■ **Activity**:
At the line containing "Parse this screenshot: output", begin an exact copy of the lines below and continue through the final one, with no pictures.

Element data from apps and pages
· · · · ·

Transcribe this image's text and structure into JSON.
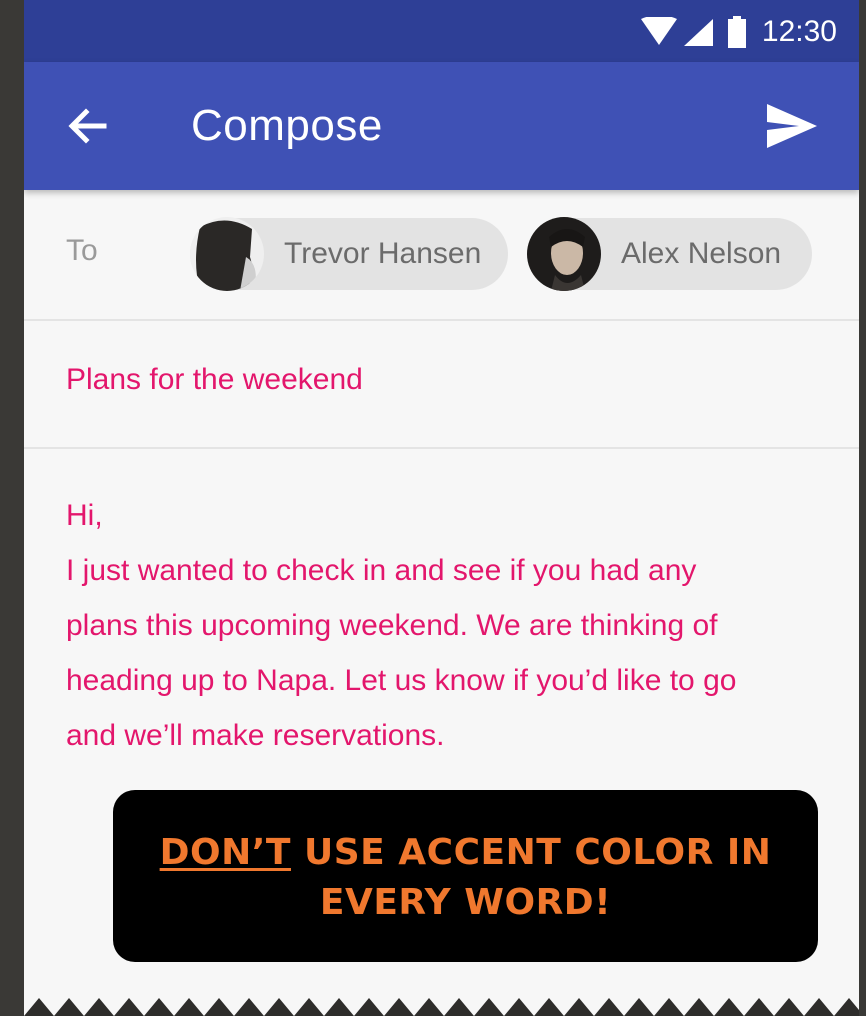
{
  "status_bar": {
    "time": "12:30",
    "icons": [
      "wifi-icon",
      "signal-icon",
      "battery-icon"
    ]
  },
  "app_bar": {
    "title": "Compose",
    "back_icon": "arrow-back-icon",
    "send_icon": "send-icon"
  },
  "compose": {
    "to_label": "To",
    "recipients": [
      {
        "name": "Trevor Hansen"
      },
      {
        "name": "Alex Nelson"
      }
    ],
    "subject": "Plans for the weekend",
    "body_lines": [
      "Hi,",
      "I just wanted to check in and see if you had any",
      "plans this upcoming weekend. We are thinking of",
      "heading up to Napa. Let us know if you’d like to go",
      "and we’ll make reservations."
    ]
  },
  "warning": {
    "emphasis": "DON’T",
    "line1_rest": " USE ACCENT COLOR IN",
    "line2": "EVERY WORD!"
  },
  "colors": {
    "primary": "#3f51b5",
    "primary_dark": "#2e3f96",
    "accent": "#e3166c",
    "warning_text": "#f0782e"
  }
}
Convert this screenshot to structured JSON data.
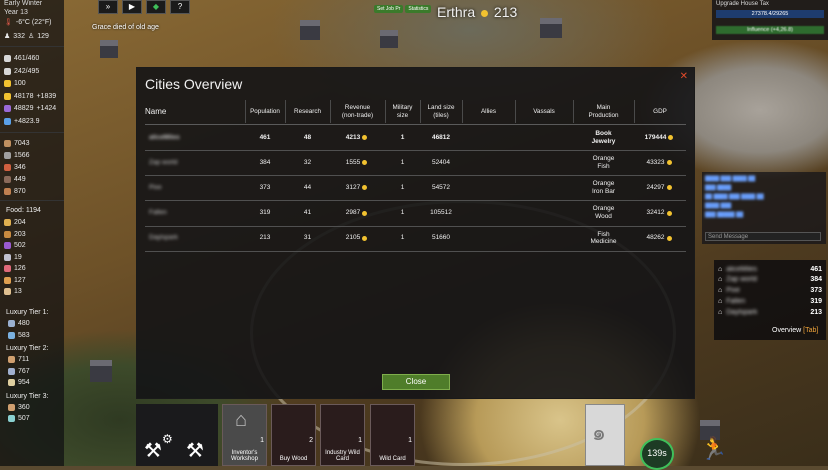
{
  "top_left": {
    "season": "Early Winter",
    "year": "Year 13",
    "temperature": "-6°C (22°F)",
    "pop_a": "332",
    "pop_b": "129"
  },
  "resources_top": [
    {
      "icon": "house-icon",
      "value": "461/460",
      "color": "#d8d8d8"
    },
    {
      "icon": "worker-icon",
      "value": "242/495",
      "color": "#d8d8d8"
    },
    {
      "icon": "happiness-icon",
      "value": "100",
      "color": "#f2c230"
    },
    {
      "icon": "gold-coin-icon",
      "value": "48178",
      "delta": "+1839",
      "color": "#f2c230"
    },
    {
      "icon": "influence-icon",
      "value": "48829",
      "delta": "+1424",
      "color": "#9a6ad8"
    },
    {
      "icon": "science-icon",
      "value": "+4823.9",
      "color": "#5aa0e8"
    }
  ],
  "materials": [
    {
      "icon": "wood-icon",
      "value": "7043",
      "color": "#c09060"
    },
    {
      "icon": "stone-icon",
      "value": "1566",
      "color": "#a0a0a0"
    },
    {
      "icon": "brick-icon",
      "value": "346",
      "color": "#d06040"
    },
    {
      "icon": "iron-icon",
      "value": "449",
      "color": "#8a6a5a"
    },
    {
      "icon": "tools-icon",
      "value": "870",
      "color": "#c08050"
    }
  ],
  "food": {
    "label": "Food: 1194",
    "items": [
      {
        "icon": "wheat-icon",
        "value": "204",
        "color": "#e0b050"
      },
      {
        "icon": "bread-icon",
        "value": "203",
        "color": "#c88a40"
      },
      {
        "icon": "grape-icon",
        "value": "502",
        "color": "#9a5ad0"
      },
      {
        "icon": "fish-icon",
        "value": "19",
        "color": "#c0c0d0"
      },
      {
        "icon": "meat-icon",
        "value": "126",
        "color": "#e06a7a"
      },
      {
        "icon": "cheese-icon",
        "value": "127",
        "color": "#e0a050"
      },
      {
        "icon": "egg-icon",
        "value": "13",
        "color": "#e0c090"
      }
    ]
  },
  "luxury": [
    {
      "label": "Luxury Tier 1:",
      "items": [
        {
          "icon": "clothes-icon",
          "value": "480",
          "color": "#9ab0d0"
        },
        {
          "icon": "pottery-icon",
          "value": "583",
          "color": "#7ab0e0"
        }
      ]
    },
    {
      "label": "Luxury Tier 2:",
      "items": [
        {
          "icon": "furniture-icon",
          "value": "711",
          "color": "#d0a070"
        },
        {
          "icon": "beer-icon",
          "value": "767",
          "color": "#a0b0d0"
        },
        {
          "icon": "candle-icon",
          "value": "954",
          "color": "#e0d0a0"
        }
      ]
    },
    {
      "label": "Luxury Tier 3:",
      "items": [
        {
          "icon": "wine-icon",
          "value": "360",
          "color": "#d0a070"
        },
        {
          "icon": "jewelry-icon",
          "value": "507",
          "color": "#8ad0d0"
        }
      ]
    }
  ],
  "notification": "Grace died of old age",
  "top_buttons": {
    "set_job": "Set Job Pr",
    "statistics": "Statistics"
  },
  "city": {
    "name": "Erthra",
    "coins": "213"
  },
  "upgrade": {
    "title": "Upgrade House Tax",
    "progress_text": "27378.4/29265",
    "progress_fraction": 0.935,
    "sub": "Influence (+4,26.8)"
  },
  "chat": {
    "input_placeholder": "Send Message"
  },
  "modal": {
    "title": "Cities Overview",
    "columns": [
      "Name",
      "Population",
      "Research",
      "Revenue\n(non-trade)",
      "Military\nsize",
      "Land size\n(tiles)",
      "Allies",
      "Vassals",
      "Main\nProduction",
      "GDP"
    ],
    "rows": [
      {
        "name": "aliceMiles",
        "population": "461",
        "research": "48",
        "revenue": "4213",
        "military": "1",
        "land": "46812",
        "allies": "",
        "vassals": "",
        "production": "Book\nJewelry",
        "gdp": "179444"
      },
      {
        "name": "Zap world",
        "population": "384",
        "research": "32",
        "revenue": "1555",
        "military": "1",
        "land": "52404",
        "allies": "",
        "vassals": "",
        "production": "Orange\nFish",
        "gdp": "43323"
      },
      {
        "name": "Pixe",
        "population": "373",
        "research": "44",
        "revenue": "3127",
        "military": "1",
        "land": "54572",
        "allies": "",
        "vassals": "",
        "production": "Orange\nIron Bar",
        "gdp": "24297"
      },
      {
        "name": "Fallen",
        "population": "319",
        "research": "41",
        "revenue": "2987",
        "military": "1",
        "land": "105512",
        "allies": "",
        "vassals": "",
        "production": "Orange\nWood",
        "gdp": "32412"
      },
      {
        "name": "Daylspark",
        "population": "213",
        "research": "31",
        "revenue": "2105",
        "military": "1",
        "land": "51660",
        "allies": "",
        "vassals": "",
        "production": "Fish\nMedicine",
        "gdp": "48262"
      }
    ],
    "close_label": "Close"
  },
  "mini_overview": {
    "rows": [
      {
        "name": "aliceMiles",
        "value": "461"
      },
      {
        "name": "Zap world",
        "value": "384"
      },
      {
        "name": "Pixe",
        "value": "373"
      },
      {
        "name": "Fallen",
        "value": "319"
      },
      {
        "name": "Daylspark",
        "value": "213"
      }
    ],
    "label": "Overview",
    "tab": "[Tab]"
  },
  "cards": [
    {
      "label": "Inventor's Workshop",
      "count": "1"
    },
    {
      "label": "Buy Wood",
      "count": "2"
    },
    {
      "label": "Industry Wild Card",
      "count": "1"
    },
    {
      "label": "Wild Card",
      "count": "1"
    }
  ],
  "timer": "139s"
}
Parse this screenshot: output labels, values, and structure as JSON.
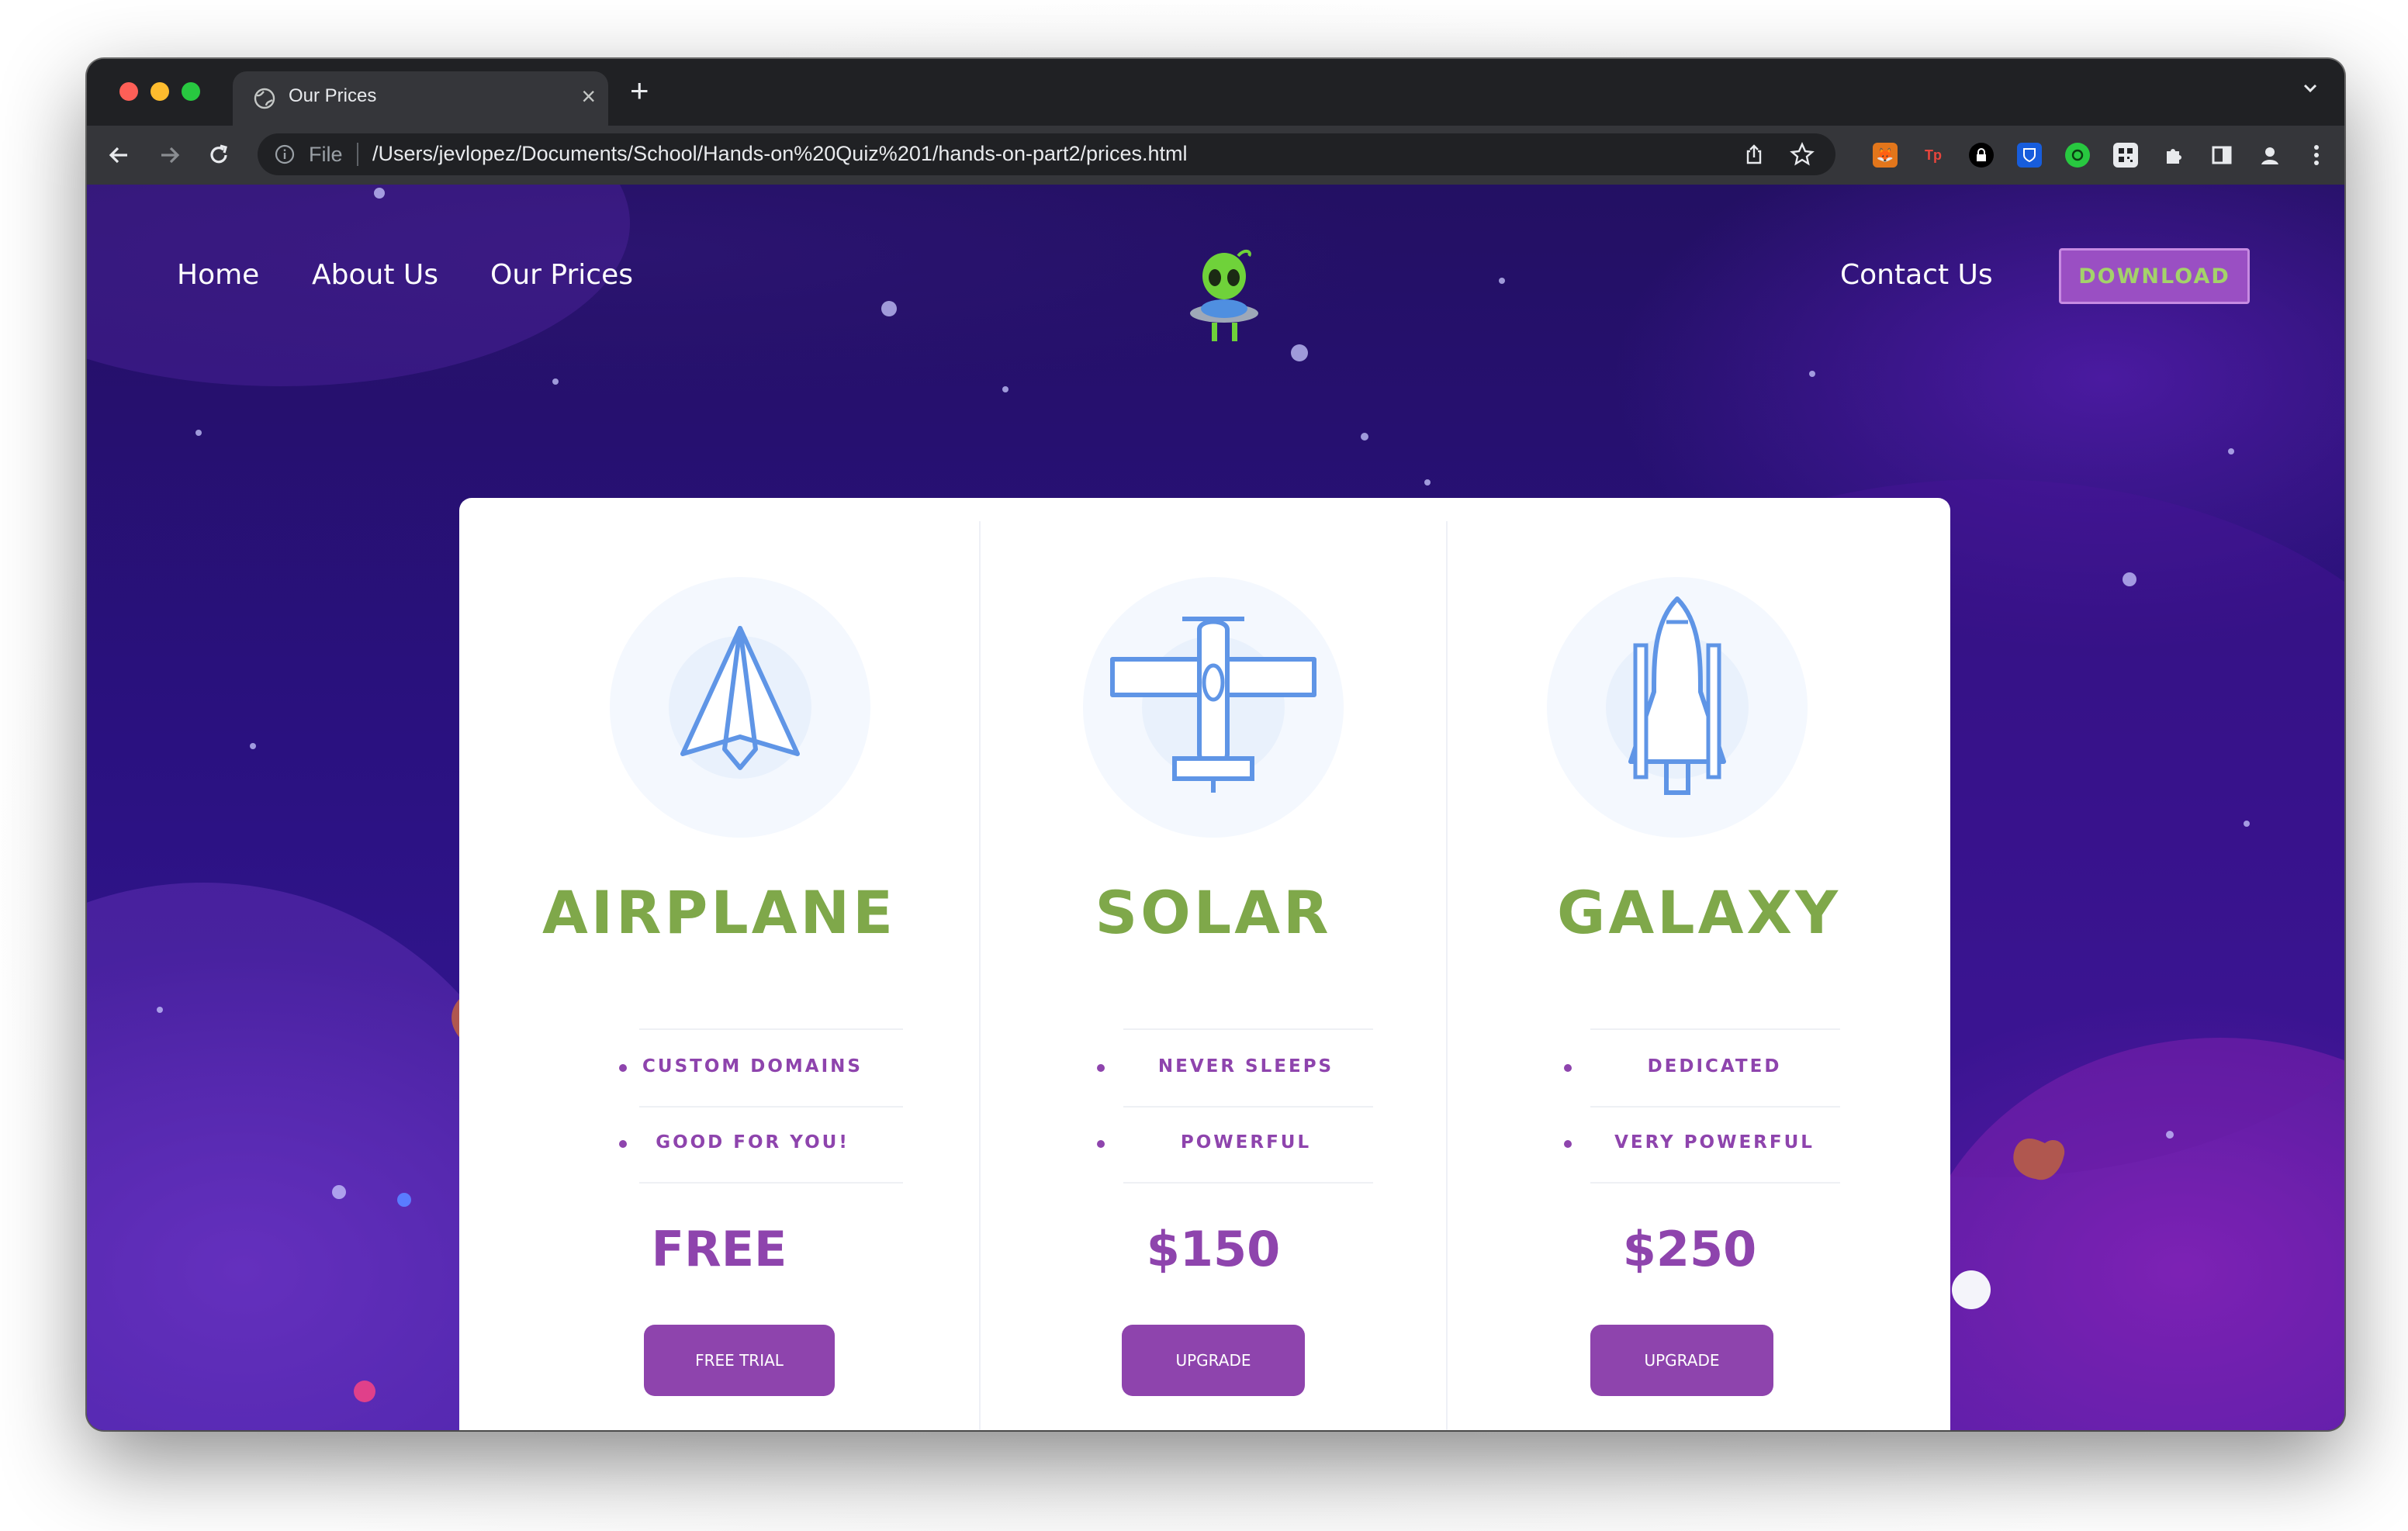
{
  "browser": {
    "tab_title": "Our Prices",
    "new_tab_label": "+",
    "omnibox_scheme": "File",
    "url": "/Users/jevlopez/Documents/School/Hands-on%20Quiz%201/hands-on-part2/prices.html",
    "extensions": [
      "metamask-icon",
      "tp-icon",
      "lock-icon",
      "bitwarden-icon",
      "green-ext-icon",
      "qr-icon",
      "puzzle-icon",
      "sidepanel-icon",
      "profile-icon",
      "menu-icon"
    ],
    "extension_tp_label": "Tp"
  },
  "nav": {
    "home": "Home",
    "about": "About Us",
    "prices": "Our Prices",
    "contact": "Contact Us",
    "download": "DOWNLOAD"
  },
  "plans": [
    {
      "name": "AIRPLANE",
      "icon": "paper-plane-icon",
      "features": [
        "CUSTOM DOMAINS",
        "GOOD FOR YOU!"
      ],
      "price": "FREE",
      "button": "FREE TRIAL"
    },
    {
      "name": "SOLAR",
      "icon": "propeller-plane-icon",
      "features": [
        "NEVER SLEEPS",
        "POWERFUL"
      ],
      "price": "$150",
      "button": "UPGRADE"
    },
    {
      "name": "GALAXY",
      "icon": "space-shuttle-icon",
      "features": [
        "DEDICATED",
        "VERY POWERFUL"
      ],
      "price": "$250",
      "button": "UPGRADE"
    }
  ],
  "colors": {
    "accent_purple": "#8e44ad",
    "plan_green": "#7fa84a",
    "download_bg": "#9a4fc3",
    "download_text": "#a4d26a",
    "background": "#2a1180"
  }
}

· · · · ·

■ **The answer**:
Parse this screenshot: output labels, values, and structure as JSON.
{
  "browser": {
    "tab_title": "Our Prices",
    "new_tab_label": "+",
    "omnibox_scheme": "File",
    "url": "/Users/jevlopez/Documents/School/Hands-on%20Quiz%201/hands-on-part2/prices.html",
    "extensions": [
      "metamask-icon",
      "tp-icon",
      "lock-icon",
      "bitwarden-icon",
      "green-ext-icon",
      "qr-icon",
      "puzzle-icon",
      "sidepanel-icon",
      "profile-icon",
      "menu-icon"
    ],
    "extension_tp_label": "Tp"
  },
  "nav": {
    "home": "Home",
    "about": "About Us",
    "prices": "Our Prices",
    "contact": "Contact Us",
    "download": "DOWNLOAD"
  },
  "plans": [
    {
      "name": "AIRPLANE",
      "icon": "paper-plane-icon",
      "features": [
        "CUSTOM DOMAINS",
        "GOOD FOR YOU!"
      ],
      "price": "FREE",
      "button": "FREE TRIAL"
    },
    {
      "name": "SOLAR",
      "icon": "propeller-plane-icon",
      "features": [
        "NEVER SLEEPS",
        "POWERFUL"
      ],
      "price": "$150",
      "button": "UPGRADE"
    },
    {
      "name": "GALAXY",
      "icon": "space-shuttle-icon",
      "features": [
        "DEDICATED",
        "VERY POWERFUL"
      ],
      "price": "$250",
      "button": "UPGRADE"
    }
  ],
  "colors": {
    "accent_purple": "#8e44ad",
    "plan_green": "#7fa84a",
    "download_bg": "#9a4fc3",
    "download_text": "#a4d26a",
    "background": "#2a1180"
  }
}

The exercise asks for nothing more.